Q. Can I wear contact lenses if I have an astigmatism?
A. Yes, by use of a specialist lens called a ‘Toric’ contact lens.
Q. Can I use tap water, saliva or other liquids to clean my contact lenses?
A. Definitely not. Micro-organisms such as bacteria, viruses or tiny worms called ‘Protazoa’ are abundant all around us, but particularly in our mouths, on our hands before we wash them and in water tanks in our homes. If any of these get onto your lens, the next place they go is in your eye. This is why you must only ever use the solution recommended by your Optician.
Q. Where should I buy my glasses from?
A.The prescribing and dispensing of spectacles are very closely linked and it would be in your best interests to have your spectacles dispensed where you have your eyes examined. It is often more difficult to resolve any problems you may have with your spectacles when prescribing and supply are separated.
Q. Does wearing glasses make you dependent upon them?
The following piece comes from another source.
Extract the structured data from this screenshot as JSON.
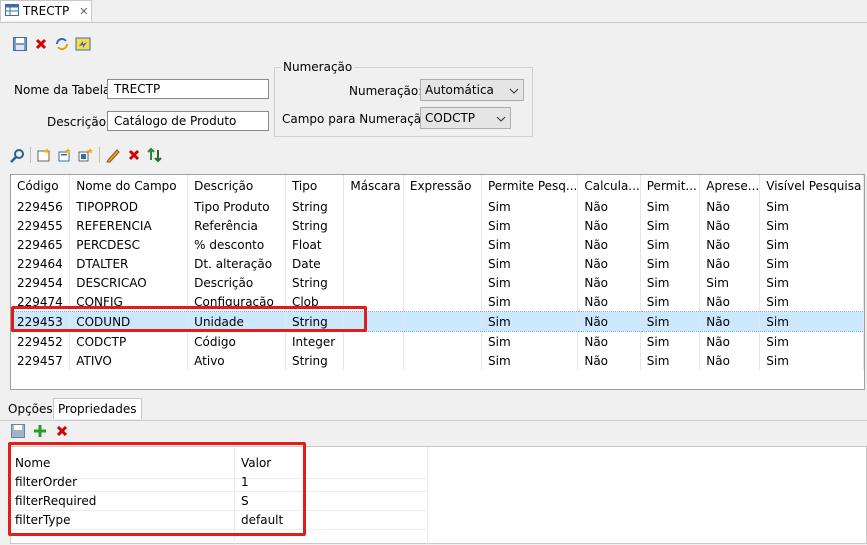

A. There is no evidence to suggest that wearing spectacles makes you more dependent on them. Most people need to wear spectacles more as they get older, particularly if they are long-sighted, and wearing spectacles does not increase (or decrease) this dependence. If you go short sighted when you are in your teens this is because your eyes are growing (short sighted eyes are too big) and this also tends to get worse whether or not you wear your spectacles. What people find is that, when they get their first pair of spectacles their vision is so much clearer and more comfortable with the spectacles than without them, they are reluctant to use the effort to see without them. They are then surprised when they take their spectacles off that their vision is apparently worse without them than they remember it being. In fact, their vision is not actually worse without specs than it was before they had the spectacles, but they have become accustomed to seeing more comfortably because they have spectacles.